Sherman scoffed. "Somehow I knew this was gonna happen. Been having freaky dreams a week leading up to this operation."

"We don't need to hear about none of your perverted fantasies," Isley's jesting wit didn't cease, even in the worst circumstances.

"Not that kind of freaky," Sherman's solemn tone didn't waiver.

Roberts perked up, intrigued. "What are you talking about, soldier?"

"Been the same thing every night. I saw a shadow, racin' across the desert, consuming everything in its path," Sherman began. "I ran from it, towards the sea."

"Ain't no escape through the Red Sea," Davis noted skeptically.

Sherman shrugged. "I know it sounds crazy. But each night, I saw a dove fly over the sea into a sunrise. Never felt like I was gonna die."

Lee wasn't so hopeful. "Sure as hell feels like we're gonna die."

Claypool smirked, rolling up his sleeve. He turned his arm, exposing a dark tattoo. It was an angelic figure, clad in black armor, wielding a scythe. The angel's feet trampled atop a serpent. Above his head was a verse of scripture.

"You are my war hammer, my weapon for battle," Claypool recited from the book of Jeremiah, "with you I shatter nations, with you I destroy kingdoms."

Owens stood to address the men. "It took ten plagues to defeat Egypt last time. Tonight, we're the embodiment of those ten plagues, reborn to send those demons back to hell."

Roberts lent his voice to the plotting, "We'll radio the Navy. Once we fight our way out of here, we make a beeline for the sea. No man left behind."

"No man left behind," the platoon echoed with courageous resilience.

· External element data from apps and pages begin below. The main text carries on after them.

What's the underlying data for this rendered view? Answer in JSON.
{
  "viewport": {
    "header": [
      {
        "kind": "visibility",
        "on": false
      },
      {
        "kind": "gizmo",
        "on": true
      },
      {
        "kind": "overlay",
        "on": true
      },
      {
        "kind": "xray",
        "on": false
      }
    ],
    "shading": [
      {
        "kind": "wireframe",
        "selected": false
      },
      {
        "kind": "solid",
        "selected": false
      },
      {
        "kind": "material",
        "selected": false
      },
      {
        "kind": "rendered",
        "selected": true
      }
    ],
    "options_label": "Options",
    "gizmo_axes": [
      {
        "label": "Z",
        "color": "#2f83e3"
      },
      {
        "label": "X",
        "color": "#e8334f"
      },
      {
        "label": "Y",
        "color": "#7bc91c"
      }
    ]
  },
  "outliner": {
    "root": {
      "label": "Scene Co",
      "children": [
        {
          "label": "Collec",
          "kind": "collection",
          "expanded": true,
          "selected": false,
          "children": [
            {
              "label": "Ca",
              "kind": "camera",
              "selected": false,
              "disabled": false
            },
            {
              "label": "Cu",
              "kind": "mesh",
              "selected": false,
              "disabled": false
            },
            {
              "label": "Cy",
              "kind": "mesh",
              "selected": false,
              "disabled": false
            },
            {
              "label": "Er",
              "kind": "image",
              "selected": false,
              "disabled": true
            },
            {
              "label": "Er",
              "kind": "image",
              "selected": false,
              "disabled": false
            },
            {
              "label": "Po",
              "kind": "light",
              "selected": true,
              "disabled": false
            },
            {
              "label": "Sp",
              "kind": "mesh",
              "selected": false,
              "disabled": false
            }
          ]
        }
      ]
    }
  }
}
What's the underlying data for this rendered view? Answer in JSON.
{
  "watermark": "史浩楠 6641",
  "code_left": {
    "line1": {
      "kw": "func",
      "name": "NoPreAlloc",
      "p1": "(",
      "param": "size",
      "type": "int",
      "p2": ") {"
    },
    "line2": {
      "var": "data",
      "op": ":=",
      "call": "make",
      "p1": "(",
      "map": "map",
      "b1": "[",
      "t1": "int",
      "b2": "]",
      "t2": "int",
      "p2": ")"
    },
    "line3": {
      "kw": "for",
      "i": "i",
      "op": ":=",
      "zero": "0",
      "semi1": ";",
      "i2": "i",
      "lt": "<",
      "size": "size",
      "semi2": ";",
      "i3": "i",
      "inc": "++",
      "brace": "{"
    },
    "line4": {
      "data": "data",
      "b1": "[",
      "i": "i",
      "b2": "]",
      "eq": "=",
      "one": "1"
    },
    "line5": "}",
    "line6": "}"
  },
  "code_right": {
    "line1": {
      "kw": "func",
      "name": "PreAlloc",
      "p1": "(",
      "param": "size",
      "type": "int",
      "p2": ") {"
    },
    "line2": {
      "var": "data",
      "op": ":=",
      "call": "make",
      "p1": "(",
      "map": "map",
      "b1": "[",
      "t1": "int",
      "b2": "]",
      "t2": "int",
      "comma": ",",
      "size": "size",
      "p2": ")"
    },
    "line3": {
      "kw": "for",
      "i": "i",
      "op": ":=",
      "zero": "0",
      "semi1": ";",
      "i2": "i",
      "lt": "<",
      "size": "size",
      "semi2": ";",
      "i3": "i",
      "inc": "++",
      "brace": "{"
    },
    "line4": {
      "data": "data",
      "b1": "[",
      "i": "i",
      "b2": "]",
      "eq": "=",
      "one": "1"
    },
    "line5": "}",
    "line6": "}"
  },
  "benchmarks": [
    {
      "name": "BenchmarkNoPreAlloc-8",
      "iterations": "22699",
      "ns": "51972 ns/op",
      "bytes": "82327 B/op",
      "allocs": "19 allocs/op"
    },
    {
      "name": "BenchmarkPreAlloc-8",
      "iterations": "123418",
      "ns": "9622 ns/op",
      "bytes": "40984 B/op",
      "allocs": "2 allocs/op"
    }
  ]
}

To be continued


Rate Matt Lucas's Neo-Exodus: Part I

Let The Contributor Know What You Think!

HTML Comment Box is loading comments...